According to the Labor Department, employers added 209,000 new workers to their payrolls last month. But the U.S. unemployment rate inched UP a-tenth-of a point to 6.2 percent as more Americans began actively looking for work. While most were unsuccessful finding a job, the increase suggests optimism is growing.
And for good reason: Consumer spending is on the rise, manufacturing is strengthening and auto sales have grown significantly in recent months.
President Obama cited Friday’s payroll figures as evidence that his Administration is getting America back to work. But critics say some Obama policies are actually hampering job growth – including an especially controversial proposal to limit carbon emissions from the nation’s coal-fired power plants.

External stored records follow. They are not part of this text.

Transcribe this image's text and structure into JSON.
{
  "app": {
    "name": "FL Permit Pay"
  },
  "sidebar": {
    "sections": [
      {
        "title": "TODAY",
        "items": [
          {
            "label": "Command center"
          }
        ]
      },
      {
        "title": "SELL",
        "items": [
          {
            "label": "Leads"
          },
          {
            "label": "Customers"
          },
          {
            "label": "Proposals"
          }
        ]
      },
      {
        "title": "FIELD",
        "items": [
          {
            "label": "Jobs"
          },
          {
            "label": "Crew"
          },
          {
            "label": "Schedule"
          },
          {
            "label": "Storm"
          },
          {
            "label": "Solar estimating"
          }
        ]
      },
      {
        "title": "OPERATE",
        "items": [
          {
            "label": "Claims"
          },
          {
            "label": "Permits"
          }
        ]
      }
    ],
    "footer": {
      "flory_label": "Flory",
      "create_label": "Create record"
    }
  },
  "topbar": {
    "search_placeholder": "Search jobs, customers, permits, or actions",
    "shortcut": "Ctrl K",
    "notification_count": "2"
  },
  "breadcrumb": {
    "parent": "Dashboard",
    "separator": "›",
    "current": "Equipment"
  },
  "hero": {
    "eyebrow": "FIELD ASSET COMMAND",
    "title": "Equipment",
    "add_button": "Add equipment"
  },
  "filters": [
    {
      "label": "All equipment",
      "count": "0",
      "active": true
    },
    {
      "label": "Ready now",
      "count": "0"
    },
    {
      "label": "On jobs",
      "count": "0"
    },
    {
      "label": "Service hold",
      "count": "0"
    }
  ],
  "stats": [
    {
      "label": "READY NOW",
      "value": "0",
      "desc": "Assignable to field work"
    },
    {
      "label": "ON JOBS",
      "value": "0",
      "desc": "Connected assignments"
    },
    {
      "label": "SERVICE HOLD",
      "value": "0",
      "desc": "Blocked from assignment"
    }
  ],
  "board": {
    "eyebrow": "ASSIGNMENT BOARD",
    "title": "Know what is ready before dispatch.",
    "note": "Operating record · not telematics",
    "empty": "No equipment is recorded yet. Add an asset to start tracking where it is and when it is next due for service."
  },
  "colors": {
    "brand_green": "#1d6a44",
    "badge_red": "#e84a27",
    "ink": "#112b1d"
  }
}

Hundreds voiced their opinions this week over proposed changes to federal guidelines and clean energy standards governing power companies.
The Environmental Protection Agency held hearings in a handful of cities on the reforms.
In June, President Obama called for a 30 percent reduction of carbon dioxide emissions by 2030. The overall goal is to reduce climate change.
Speakers were limited to five minutes to make their case to the EPA in Denver, Atlanta, Pittsburgh and Washington.
The topic of air pollution traditionally sets off a loud debate over environmental values and economic vitality in the West. Three of the top 10 coal-producing states are in this region of the country.
Joe McCabe, utility company stockholder: "I'm a stock holder at many electric utilities and I think, uh, they're not going about the environment the correct way. There's a new business model happening and they're asleep at the wheel.'
Renewable Energy Systems Americas Incorporated is invested heavily in green power, held a press conference to promote their clean tech agenda.
Anna Giovinetto, VP corporate affairs, Renewable Energy Systems Americas Inc. "The United States didn't singlehandedly create the global climate crisis, and we can't singlehandedly reverse it either. But as a nation we must stand up and take a leadership role in addressing it and the clean power plant is a significant step forward.'
Despite new federal guidelines, states would have wide latitude in choosing how to meet the administration’s aggressive goals. That leaves an uncertain fate for some of the West’s coal-fired power plants.
Arch Coal is active in the western U.S. and one of the largest coal producers in the world.
Greg Schaefer, spokesman, Arch Coal: "EPA has done a good job with these listening sessions but I'm afraid they're not listening. So if they would try to engage the coal industry as opposed to try to put them out of business I think they'd go a long way with our ability to sit down with them and work, work in a joint manner.'